Data for review Start Marker

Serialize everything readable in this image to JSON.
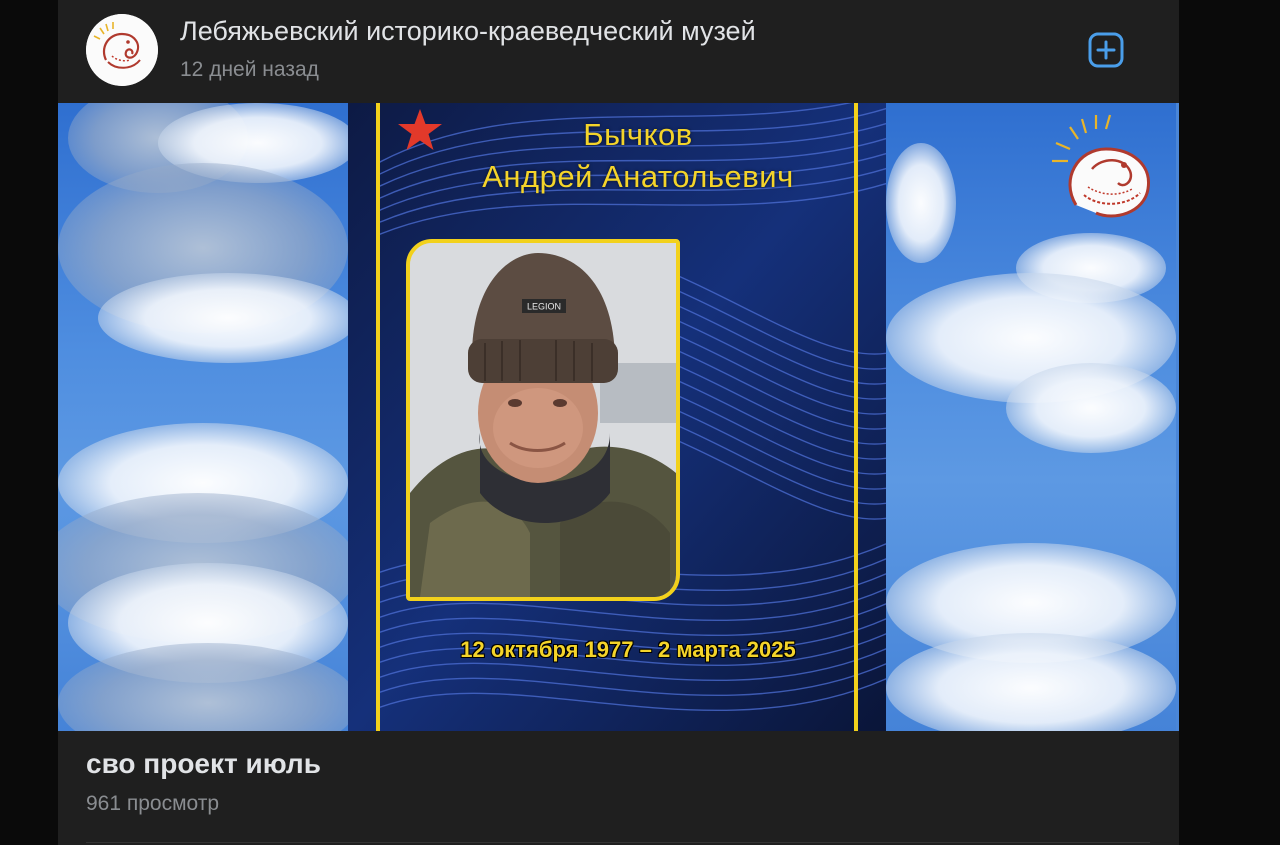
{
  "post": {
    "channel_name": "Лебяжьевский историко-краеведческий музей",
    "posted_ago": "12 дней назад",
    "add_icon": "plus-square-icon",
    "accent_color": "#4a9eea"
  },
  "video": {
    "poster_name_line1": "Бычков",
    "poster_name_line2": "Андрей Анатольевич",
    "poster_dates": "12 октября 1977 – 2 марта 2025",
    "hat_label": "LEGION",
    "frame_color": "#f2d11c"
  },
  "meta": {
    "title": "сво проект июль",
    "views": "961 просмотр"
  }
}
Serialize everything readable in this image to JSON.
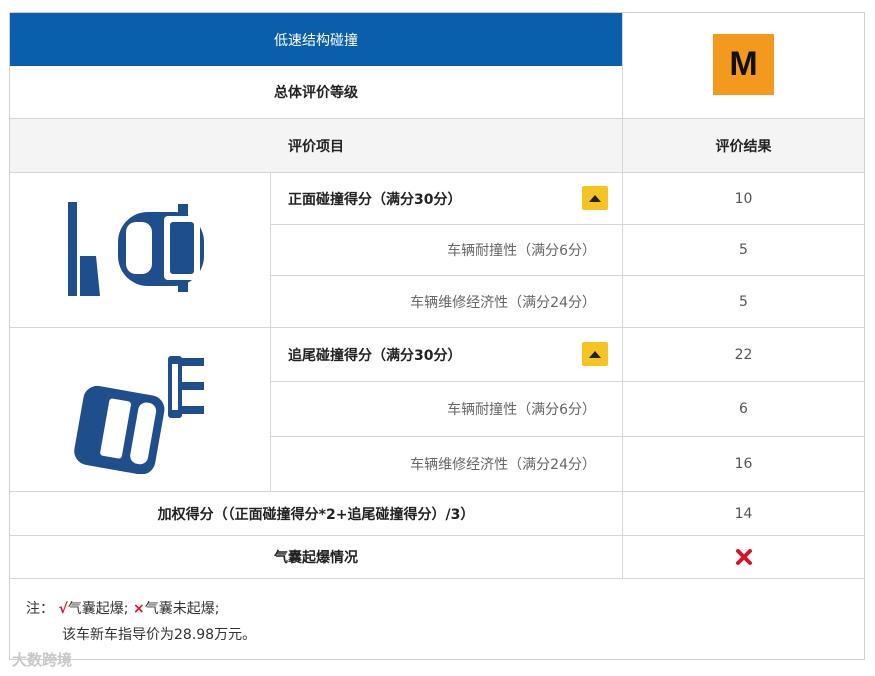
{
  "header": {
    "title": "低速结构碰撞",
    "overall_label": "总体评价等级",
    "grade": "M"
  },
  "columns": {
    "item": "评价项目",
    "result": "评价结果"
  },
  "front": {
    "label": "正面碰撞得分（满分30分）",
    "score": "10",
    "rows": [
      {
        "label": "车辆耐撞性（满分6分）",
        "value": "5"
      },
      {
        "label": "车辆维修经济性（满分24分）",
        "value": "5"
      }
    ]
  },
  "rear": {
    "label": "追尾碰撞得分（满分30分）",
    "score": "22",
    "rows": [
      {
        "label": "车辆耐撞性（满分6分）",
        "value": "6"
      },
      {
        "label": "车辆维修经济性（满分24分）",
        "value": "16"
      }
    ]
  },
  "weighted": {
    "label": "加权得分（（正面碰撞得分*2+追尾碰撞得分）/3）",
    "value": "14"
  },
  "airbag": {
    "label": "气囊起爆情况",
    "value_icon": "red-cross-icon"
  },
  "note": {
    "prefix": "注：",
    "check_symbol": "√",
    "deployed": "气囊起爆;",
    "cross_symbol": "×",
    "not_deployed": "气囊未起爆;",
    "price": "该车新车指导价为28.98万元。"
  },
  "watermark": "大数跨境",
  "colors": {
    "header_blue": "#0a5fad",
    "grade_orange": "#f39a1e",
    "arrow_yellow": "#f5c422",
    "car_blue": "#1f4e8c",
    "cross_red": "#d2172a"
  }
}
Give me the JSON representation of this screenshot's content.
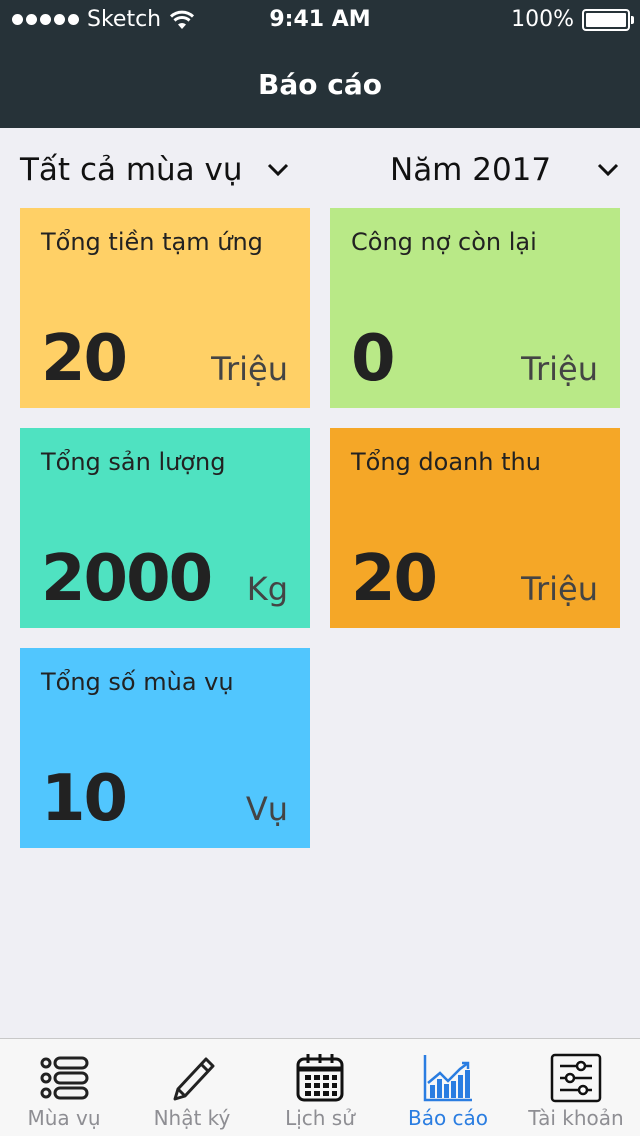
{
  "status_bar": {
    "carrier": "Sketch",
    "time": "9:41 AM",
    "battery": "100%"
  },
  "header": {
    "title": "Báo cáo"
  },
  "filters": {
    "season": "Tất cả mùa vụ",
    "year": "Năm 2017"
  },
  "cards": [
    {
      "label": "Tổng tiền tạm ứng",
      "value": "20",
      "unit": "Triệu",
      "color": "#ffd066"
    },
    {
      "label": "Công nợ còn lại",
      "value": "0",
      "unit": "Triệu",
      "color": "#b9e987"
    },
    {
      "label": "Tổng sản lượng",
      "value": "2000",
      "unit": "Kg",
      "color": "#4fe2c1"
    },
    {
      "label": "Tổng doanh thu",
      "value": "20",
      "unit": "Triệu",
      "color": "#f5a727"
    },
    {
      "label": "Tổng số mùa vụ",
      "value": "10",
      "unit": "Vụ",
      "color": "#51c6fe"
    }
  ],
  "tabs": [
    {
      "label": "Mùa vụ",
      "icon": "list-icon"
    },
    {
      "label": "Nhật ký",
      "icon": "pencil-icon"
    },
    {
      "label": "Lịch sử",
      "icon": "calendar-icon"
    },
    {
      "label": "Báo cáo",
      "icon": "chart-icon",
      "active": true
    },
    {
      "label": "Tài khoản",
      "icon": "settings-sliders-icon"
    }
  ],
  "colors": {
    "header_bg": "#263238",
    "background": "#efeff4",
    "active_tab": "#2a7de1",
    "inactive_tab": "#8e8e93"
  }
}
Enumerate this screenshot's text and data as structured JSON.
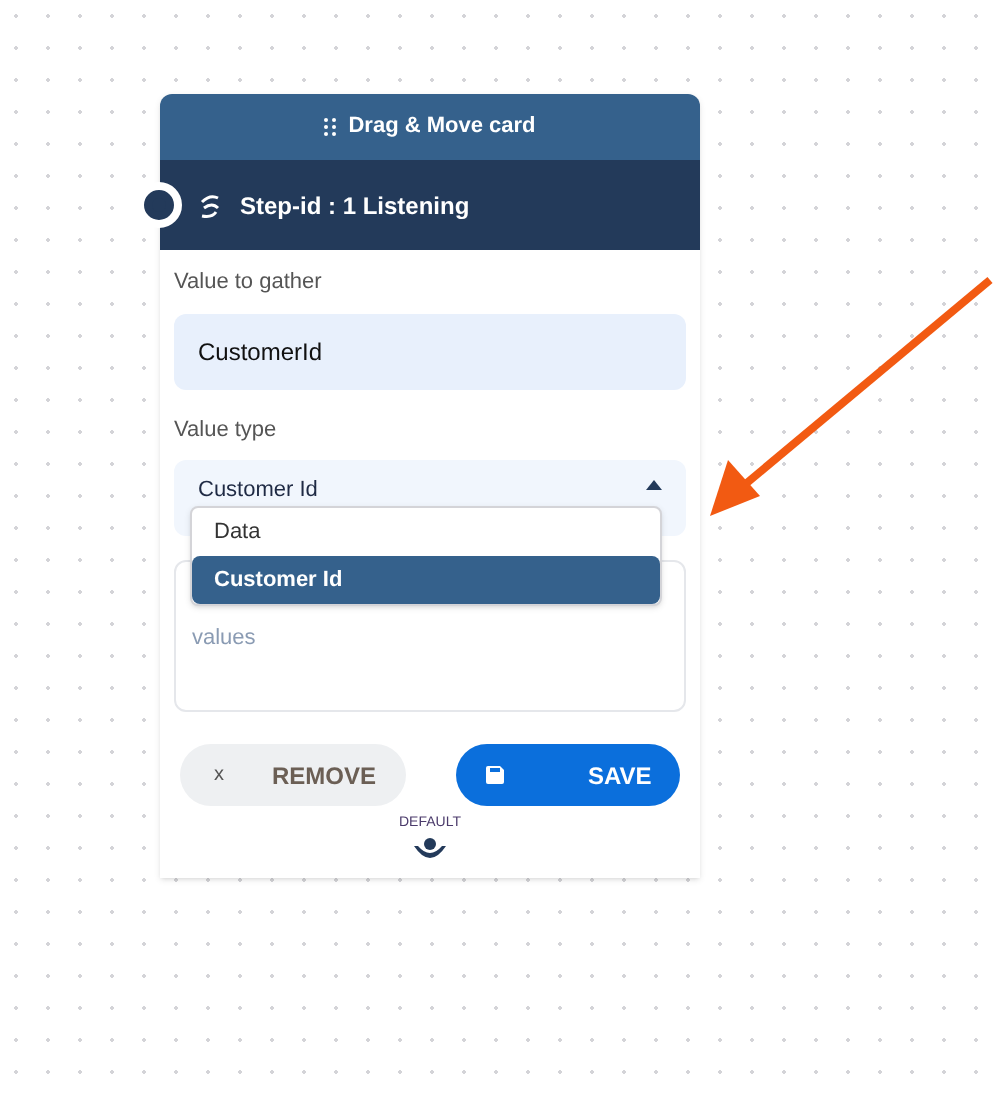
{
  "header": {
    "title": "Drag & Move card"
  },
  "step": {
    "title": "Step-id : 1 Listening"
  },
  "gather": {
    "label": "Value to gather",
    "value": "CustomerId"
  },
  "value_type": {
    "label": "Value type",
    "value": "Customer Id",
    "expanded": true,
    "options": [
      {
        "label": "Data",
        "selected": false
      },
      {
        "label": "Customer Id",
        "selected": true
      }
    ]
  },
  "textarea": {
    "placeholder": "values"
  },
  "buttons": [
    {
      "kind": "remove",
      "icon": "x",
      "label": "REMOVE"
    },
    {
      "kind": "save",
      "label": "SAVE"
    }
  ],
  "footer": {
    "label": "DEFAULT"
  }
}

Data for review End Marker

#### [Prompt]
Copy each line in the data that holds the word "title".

#### [Finished task]
    "title": "сво проект июль",
    "title": "低速结构碰撞",
    "title": "Báo cáo"
    "title": "Drag & Move card"
    "title": "Step-id : 1 Listening"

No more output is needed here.